Tally every line of the records below that includes "rest", and reply with the total alone.
= = = = = = =
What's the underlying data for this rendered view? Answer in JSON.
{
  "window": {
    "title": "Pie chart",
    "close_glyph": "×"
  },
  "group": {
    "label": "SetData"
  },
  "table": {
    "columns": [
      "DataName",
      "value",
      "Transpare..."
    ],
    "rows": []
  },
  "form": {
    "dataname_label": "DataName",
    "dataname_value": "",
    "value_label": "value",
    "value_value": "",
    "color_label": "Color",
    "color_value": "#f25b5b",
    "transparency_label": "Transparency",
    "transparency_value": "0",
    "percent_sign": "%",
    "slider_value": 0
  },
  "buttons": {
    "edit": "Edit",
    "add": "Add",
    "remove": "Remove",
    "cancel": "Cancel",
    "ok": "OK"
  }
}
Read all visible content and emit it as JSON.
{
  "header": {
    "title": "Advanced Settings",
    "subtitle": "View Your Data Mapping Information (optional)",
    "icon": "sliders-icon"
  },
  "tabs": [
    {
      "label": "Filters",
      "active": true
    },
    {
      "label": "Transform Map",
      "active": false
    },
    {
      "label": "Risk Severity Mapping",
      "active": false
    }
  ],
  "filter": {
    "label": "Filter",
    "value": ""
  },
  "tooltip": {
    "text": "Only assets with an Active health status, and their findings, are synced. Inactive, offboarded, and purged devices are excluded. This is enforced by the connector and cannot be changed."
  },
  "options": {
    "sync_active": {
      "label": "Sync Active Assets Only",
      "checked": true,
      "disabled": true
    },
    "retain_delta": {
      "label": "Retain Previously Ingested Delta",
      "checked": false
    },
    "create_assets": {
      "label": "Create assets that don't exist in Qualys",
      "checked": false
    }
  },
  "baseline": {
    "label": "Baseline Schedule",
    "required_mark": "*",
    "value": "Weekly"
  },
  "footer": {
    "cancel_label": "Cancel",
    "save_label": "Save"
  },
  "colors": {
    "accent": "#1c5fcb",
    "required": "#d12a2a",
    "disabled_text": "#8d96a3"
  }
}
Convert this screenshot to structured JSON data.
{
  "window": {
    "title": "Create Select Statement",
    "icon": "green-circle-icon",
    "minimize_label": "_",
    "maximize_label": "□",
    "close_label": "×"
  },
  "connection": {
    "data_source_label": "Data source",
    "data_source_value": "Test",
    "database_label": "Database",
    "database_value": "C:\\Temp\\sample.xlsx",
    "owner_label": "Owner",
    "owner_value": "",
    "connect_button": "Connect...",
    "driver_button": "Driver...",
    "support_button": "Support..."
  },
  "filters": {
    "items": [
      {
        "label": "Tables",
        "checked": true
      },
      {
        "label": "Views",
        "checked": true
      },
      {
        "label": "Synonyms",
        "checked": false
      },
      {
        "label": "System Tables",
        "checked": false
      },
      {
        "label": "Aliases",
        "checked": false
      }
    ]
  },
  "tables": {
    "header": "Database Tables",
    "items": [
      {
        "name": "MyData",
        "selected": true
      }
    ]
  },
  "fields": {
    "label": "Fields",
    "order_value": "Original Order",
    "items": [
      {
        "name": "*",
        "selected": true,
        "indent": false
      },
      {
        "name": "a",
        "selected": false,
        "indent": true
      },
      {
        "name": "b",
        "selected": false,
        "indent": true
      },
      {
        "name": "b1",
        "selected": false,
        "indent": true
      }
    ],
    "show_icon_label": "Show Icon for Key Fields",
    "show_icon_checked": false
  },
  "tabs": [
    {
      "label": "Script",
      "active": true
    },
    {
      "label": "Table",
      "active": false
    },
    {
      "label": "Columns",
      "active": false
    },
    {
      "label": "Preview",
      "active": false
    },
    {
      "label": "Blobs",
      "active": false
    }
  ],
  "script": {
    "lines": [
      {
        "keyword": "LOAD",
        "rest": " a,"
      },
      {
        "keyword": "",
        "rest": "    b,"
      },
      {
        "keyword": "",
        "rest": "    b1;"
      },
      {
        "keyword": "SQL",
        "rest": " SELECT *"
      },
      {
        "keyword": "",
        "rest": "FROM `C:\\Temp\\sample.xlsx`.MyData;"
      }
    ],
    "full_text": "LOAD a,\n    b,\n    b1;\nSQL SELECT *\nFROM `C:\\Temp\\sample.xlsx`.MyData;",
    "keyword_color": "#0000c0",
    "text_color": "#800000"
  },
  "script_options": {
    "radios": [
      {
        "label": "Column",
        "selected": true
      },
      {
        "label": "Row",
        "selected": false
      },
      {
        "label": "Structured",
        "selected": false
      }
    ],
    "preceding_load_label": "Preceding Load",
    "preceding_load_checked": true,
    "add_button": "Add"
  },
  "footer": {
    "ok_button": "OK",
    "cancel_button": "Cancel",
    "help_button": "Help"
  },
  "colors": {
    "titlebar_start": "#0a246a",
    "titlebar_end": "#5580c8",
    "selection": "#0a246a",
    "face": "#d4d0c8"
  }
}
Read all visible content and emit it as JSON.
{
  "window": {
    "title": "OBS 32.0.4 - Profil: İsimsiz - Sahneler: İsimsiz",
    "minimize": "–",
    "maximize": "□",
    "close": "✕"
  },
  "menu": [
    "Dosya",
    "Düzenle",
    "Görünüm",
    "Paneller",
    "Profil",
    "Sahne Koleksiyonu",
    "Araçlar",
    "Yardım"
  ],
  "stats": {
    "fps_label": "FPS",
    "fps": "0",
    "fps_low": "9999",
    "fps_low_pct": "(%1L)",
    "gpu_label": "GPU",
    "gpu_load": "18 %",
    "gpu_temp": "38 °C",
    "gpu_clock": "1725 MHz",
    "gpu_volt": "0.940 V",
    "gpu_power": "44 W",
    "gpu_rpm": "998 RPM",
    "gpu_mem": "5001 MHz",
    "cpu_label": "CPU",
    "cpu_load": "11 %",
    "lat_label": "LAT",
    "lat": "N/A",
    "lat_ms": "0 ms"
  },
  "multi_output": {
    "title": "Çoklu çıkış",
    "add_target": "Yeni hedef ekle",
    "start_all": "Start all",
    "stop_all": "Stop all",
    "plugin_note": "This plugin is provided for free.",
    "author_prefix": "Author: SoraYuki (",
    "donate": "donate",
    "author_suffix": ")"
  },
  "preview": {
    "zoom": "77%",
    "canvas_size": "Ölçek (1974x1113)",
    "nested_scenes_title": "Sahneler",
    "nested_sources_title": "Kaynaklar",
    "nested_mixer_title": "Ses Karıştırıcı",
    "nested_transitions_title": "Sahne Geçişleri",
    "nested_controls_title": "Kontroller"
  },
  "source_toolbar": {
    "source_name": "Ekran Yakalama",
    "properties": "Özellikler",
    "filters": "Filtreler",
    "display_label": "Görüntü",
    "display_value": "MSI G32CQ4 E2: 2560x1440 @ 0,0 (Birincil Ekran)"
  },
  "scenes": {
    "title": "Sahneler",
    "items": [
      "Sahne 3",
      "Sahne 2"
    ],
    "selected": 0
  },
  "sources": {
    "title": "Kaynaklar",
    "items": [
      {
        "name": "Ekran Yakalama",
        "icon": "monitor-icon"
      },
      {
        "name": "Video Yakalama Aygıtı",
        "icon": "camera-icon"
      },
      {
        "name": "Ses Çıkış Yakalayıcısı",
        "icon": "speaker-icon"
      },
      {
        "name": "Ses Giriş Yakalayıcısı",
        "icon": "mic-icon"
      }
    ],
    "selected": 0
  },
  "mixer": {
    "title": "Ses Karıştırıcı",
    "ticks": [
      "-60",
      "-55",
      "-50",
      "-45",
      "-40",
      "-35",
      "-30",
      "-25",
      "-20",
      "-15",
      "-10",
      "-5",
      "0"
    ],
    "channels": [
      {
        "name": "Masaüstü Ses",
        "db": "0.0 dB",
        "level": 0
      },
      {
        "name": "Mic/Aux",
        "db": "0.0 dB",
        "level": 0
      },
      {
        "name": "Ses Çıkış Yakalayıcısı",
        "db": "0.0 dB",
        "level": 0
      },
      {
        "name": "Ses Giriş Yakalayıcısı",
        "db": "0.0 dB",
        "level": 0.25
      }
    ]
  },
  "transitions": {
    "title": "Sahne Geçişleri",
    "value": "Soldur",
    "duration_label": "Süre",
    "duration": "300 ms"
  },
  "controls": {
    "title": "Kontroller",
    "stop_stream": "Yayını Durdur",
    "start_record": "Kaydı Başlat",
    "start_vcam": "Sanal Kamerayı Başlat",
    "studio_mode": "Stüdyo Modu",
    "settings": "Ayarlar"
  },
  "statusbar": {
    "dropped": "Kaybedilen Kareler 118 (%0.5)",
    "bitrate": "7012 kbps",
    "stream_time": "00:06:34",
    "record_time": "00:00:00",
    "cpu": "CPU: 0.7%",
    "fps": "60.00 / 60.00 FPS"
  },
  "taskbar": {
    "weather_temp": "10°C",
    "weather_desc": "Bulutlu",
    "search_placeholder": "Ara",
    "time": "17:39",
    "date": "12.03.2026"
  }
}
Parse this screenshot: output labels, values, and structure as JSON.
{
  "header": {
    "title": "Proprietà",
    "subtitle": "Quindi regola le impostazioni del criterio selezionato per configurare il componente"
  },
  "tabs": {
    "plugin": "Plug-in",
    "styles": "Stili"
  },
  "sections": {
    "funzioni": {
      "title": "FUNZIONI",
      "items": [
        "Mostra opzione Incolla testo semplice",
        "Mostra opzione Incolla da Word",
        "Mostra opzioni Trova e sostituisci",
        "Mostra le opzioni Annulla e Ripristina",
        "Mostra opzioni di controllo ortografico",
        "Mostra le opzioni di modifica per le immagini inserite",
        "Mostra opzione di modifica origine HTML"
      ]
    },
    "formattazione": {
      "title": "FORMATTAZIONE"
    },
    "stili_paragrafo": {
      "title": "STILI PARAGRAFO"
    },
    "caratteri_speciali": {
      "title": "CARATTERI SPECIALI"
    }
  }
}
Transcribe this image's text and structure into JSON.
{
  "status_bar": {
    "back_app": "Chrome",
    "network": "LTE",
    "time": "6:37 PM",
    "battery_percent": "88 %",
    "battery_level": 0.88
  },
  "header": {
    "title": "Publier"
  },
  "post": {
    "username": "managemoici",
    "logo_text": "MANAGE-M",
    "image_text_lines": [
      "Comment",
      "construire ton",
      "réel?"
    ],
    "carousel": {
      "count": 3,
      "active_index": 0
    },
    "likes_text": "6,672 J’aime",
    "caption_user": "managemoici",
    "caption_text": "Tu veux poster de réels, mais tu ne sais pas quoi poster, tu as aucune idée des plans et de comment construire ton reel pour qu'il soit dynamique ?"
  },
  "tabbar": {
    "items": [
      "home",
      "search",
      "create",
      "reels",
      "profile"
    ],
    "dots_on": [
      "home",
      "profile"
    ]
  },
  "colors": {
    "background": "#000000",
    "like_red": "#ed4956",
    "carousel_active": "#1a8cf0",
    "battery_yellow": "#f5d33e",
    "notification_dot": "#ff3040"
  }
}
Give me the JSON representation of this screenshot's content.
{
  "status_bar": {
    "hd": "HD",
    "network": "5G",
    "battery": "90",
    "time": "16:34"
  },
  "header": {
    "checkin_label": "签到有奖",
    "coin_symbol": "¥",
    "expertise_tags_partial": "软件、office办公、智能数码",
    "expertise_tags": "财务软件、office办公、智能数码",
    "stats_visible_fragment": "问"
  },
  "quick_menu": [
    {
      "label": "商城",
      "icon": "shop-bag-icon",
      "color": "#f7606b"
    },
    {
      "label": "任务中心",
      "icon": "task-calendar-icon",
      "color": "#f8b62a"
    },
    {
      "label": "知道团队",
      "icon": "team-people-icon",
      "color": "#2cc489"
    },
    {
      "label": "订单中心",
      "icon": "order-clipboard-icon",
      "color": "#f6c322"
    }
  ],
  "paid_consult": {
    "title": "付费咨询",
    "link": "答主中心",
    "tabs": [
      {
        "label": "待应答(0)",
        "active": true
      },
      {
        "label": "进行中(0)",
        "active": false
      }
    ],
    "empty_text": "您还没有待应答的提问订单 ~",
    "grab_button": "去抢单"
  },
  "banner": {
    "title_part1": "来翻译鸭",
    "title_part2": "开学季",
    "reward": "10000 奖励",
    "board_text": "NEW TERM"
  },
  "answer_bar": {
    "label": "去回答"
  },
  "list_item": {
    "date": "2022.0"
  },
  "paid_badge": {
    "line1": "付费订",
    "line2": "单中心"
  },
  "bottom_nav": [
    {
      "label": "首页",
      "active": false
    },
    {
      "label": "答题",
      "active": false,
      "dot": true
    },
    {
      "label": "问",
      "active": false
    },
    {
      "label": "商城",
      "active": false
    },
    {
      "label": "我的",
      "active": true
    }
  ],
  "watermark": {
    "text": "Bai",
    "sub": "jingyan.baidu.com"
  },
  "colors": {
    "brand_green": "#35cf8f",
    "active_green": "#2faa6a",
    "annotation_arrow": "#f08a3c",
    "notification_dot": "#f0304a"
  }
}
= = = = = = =
- RESPONSE TO THE TASK:
5